Your assignment:
Read through the lines below for the string "text" and copy each one that has it.

Data shown:
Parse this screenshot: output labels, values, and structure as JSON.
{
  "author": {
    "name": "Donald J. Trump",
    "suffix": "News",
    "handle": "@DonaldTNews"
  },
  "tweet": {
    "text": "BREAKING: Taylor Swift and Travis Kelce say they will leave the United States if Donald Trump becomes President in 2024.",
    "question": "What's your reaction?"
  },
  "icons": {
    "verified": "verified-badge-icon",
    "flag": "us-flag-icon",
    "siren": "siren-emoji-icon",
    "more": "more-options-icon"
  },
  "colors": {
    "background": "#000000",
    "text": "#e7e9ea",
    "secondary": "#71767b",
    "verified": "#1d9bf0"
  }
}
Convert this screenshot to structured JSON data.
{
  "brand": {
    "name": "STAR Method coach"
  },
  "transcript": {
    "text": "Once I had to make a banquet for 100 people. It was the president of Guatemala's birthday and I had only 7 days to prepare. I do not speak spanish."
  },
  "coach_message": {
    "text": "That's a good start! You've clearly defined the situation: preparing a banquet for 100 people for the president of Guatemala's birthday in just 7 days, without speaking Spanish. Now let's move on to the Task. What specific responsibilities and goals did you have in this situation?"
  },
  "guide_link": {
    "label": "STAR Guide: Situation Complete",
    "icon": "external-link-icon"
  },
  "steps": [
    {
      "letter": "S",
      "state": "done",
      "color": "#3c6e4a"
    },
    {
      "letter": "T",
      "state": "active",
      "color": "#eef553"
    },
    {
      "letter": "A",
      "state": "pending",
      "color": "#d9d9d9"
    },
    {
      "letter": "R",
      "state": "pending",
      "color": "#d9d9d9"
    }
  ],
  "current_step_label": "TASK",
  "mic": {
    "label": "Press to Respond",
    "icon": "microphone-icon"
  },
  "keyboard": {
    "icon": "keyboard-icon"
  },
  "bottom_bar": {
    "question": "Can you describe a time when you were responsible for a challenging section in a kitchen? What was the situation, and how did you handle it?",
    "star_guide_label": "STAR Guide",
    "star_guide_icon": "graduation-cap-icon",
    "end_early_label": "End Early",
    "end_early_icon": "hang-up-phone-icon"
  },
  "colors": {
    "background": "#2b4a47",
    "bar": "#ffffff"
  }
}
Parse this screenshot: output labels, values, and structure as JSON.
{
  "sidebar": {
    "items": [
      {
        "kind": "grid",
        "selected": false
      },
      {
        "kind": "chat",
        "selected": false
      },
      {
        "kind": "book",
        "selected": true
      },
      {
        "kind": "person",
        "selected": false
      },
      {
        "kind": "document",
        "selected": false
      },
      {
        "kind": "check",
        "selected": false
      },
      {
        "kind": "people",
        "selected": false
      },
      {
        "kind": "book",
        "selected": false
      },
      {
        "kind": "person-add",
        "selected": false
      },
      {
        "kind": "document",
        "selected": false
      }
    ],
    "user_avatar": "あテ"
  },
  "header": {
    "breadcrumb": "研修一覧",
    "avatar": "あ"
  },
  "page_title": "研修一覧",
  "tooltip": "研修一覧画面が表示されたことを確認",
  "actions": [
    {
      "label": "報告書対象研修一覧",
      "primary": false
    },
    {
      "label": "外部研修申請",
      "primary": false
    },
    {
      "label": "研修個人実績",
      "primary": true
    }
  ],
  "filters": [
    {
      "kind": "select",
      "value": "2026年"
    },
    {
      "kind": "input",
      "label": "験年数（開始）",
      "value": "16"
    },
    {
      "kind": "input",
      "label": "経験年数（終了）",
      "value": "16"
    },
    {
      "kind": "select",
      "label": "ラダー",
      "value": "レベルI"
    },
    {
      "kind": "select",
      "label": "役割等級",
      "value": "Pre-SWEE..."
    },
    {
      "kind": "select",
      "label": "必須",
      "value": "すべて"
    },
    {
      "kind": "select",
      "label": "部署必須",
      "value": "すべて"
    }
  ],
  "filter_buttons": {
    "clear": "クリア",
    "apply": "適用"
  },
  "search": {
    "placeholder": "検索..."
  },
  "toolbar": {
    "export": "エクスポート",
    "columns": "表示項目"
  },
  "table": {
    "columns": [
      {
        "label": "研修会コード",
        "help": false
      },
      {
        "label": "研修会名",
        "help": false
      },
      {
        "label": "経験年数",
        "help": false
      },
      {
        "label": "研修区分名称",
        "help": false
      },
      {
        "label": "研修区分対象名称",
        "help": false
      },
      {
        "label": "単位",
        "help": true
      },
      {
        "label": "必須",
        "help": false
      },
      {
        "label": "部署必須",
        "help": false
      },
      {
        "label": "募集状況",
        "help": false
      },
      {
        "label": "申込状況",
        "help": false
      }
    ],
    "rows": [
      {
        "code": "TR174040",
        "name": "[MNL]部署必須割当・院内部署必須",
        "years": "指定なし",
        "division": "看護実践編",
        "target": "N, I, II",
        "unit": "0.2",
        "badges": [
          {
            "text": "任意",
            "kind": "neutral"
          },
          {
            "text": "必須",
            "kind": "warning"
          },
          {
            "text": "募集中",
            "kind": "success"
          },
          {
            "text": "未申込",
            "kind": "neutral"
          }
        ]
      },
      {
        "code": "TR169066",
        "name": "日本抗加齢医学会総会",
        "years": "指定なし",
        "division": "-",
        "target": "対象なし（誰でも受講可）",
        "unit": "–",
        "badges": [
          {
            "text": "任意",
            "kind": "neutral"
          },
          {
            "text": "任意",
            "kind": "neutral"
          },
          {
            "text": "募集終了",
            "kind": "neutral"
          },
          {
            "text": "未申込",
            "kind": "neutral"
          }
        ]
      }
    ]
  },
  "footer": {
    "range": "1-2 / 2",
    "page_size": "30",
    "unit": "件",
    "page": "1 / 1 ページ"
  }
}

Response to the exercise:
    "text": "BREAKING: Taylor Swift and Travis Kelce say they will leave the United States if Donald Trump becomes President in 2024.",
    "text": "#e7e9ea",
    "text": "Once I had to make a banquet for 100 people. It was the president of Guatemala's birthday and I had only 7 days to prepare. I do not speak spanish."
    "text": "That's a good start! You've clearly defined the situation: preparing a banquet for 100 people for the president of Guatemala's birthday in just 7 days, without speaking Spanish. Now let's move on to the Task. What specific responsibilities and goals did you have in this situation?"
            "text": "任意",
            "text": "必須",
            "text": "募集中",
            "text": "未申込",
            "text": "任意",
            "text": "任意",
            "text": "募集終了",
            "text": "未申込",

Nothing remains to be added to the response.